Monday Morning Federal Newscast – Nov. 15th

The Morning Federal Newscast is a daily compilation of the stories you hear Federal Drive hosts Tom Temin and Amy Morris discuss throughout the show each day. The Newscast is designed to give users more information about the stories you hear on the air.

  • The Postal Service has promised one approach to shrinking its continuing losses. Keep cutting jobs. Postal’s 2011 financial plan calls for elimination of 50 million work hours, or about 25,000 jobs. The agency has already cut 105,000 full time jobs since 2009. Even so, next year’s plan, approved by the Postal Board of Governors, calls for losses of $6.4 billion. Last week, the Postal Service reported 2010 losses of $8.4 billion. GovExec reports, Chief Financial Officer Joseph Corbett is predicting growth in mail volume next year. He says the Postal Service will have to handle it with fewer people.
  • They’re back! Congress begins its “lame-duck” session today. Bush-era tax cuts will likely take the spotlight. But they’ll also tackle decisions about government spending. Right now, agencies are running on a continuing resolution that expires on December 3rd. It’s uncertain whether they’ll pass catch-all omnibus for the remainder of the fiscal year or approve all spending bills individually.
  • Workers at the Transportation Security Administration have received the right to vote on exclusive union representation.

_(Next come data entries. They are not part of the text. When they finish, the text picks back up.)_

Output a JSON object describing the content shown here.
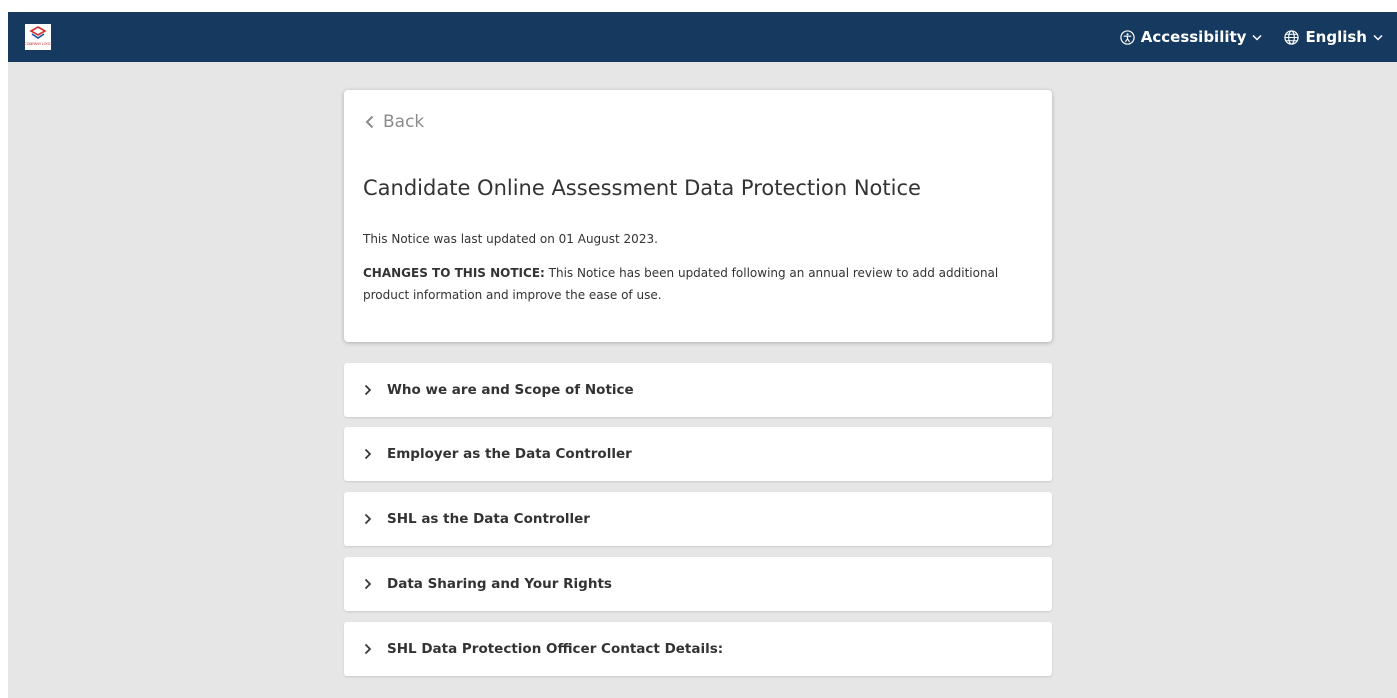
{
  "header": {
    "logo_text": "COMPANY LOGO",
    "accessibility_label": "Accessibility",
    "language_label": "English",
    "background_color": "#163a5f"
  },
  "notice": {
    "back_label": "Back",
    "title": "Candidate Online Assessment Data Protection Notice",
    "last_updated": "This Notice was last updated on 01 August 2023.",
    "changes_heading": "CHANGES TO THIS NOTICE:",
    "changes_text": " This Notice has been updated following an annual review to add additional product information and improve the ease of use."
  },
  "sections": [
    {
      "label": "Who we are and Scope of Notice"
    },
    {
      "label": "Employer as the Data Controller"
    },
    {
      "label": "SHL as the Data Controller"
    },
    {
      "label": "Data Sharing and Your Rights"
    },
    {
      "label": "SHL Data Protection Officer Contact Details:"
    }
  ],
  "icons": {
    "back": "chevron-left-icon",
    "section": "chevron-right-icon",
    "accessibility": "accessibility-icon",
    "language": "globe-icon",
    "dropdown": "chevron-down-icon"
  }
}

The Federal Labor Relations Authority has accepted a petition from two labor groups for an election. The groups are the American Federation of Government Employees and the National Treasury Employees union. FLRA has yet to set a timeline for the vote.
  • The top democrat on the House Oversight and Government Reform committee is fighting to remain in that panel’s leadership. New York Congressman Edolphus Towns says he wants to become the committee’s ranking member in the next Congress. Towns is the current chairman, but he’ll lose that spot in January when Republicans get the House majority. Published reports say that Towns has already begun lobbying his colleagues to support his bid.
  • The danger in being a Social Security judge is growing. Threats from people angry at being denied benefits are up by 18 percent over the past year. Data from the Association of Administrative Law judges shows, the threats are getting more elaborate. Some claimants are threatening to kill judges’ families. One in New Mexico promised to shoot up a Social Security office. Another in Oregon vowed to join the Taliban. In all, 80 threats were logged over the past 12 months.
  • The Supreme Court will not stop the military from enforcing its ban on gays serving openly — at least for now. The request came from the Log Cabin Republicans — the same group that filed suit in lower courts to throw out “don’t ask, don’t tell.” That suit is currently pending in a federal appeals court. The Obama administration and several lawmakers are supporting a repeal by Congress instead of the courts.
  • The House Homeland Security Committee, soon to be dominated by Republicans, will focus on the Secure Border Initiative. They will demand a plan from the Obama administration for fixing the stalled SBI-net project. NextGov reports, the high-tech, virtual fence along the Mexican border is on hold while the Homeland Security Department figures out what to do with it. Awarded to Boeing in 2006, SBInet has been plagued with performance problems, lateness, and cost overruns. Peter King of New York is expected to chair the Homeland Security Committee. He promises to press for a concrete plan for securing the border.
  • NASA has awarded a $251 million contract for multimedia. The deal with DB Consulting Group of Silver Spring will support Johnson Space Center in Houston. DB will provide video for future space mission and create content for NASA’s web sites and TV channels. Services under the contract also include operation of NASA’s video and still image libraries. The three-year base contract has two, one year options.
  • Department of Homeland Security Secretary Janet Napolitano defends the extra security screening, including the more thorough pat downs and full-body scans. In a column written for USA Today, Napolitano says that the nation’s best defense against threats like the attempted Christmas Day bombing and the thwarted cargo plane bombs is a layered security approach. She says that means in addition to partnerships with law enforcement and private industry, the American people have a role to play. Napolitano is asking for the nation’s patience and cooperation as DHS expedites the deployment of Advanced Imaging Technology units at airports. Those are the full-body scans that can see what’s under your clothes. She says they’re also putting new technology in place to screen more cargo.

More news links


Swamp gas blamed for Mexican hotel blast

Viral video spotlights airport security debate

Cisco’s shortfall an omen for rest of tech world

Axelrod starts Obama’s re-election work next year


Coming up today on The DorobekInsider:

** The Federal Trade Commission has announced it’s hiring Princeton professor Ed Felton as its chief technology officer. He starts in January, but we’ll talk to him about what he hopes to accomplish.

** And telework can be challenging, but the latest thinking is that telework might be a team sport.

Join Chris from 3 to 7 pm on 1500 AM or on your computer.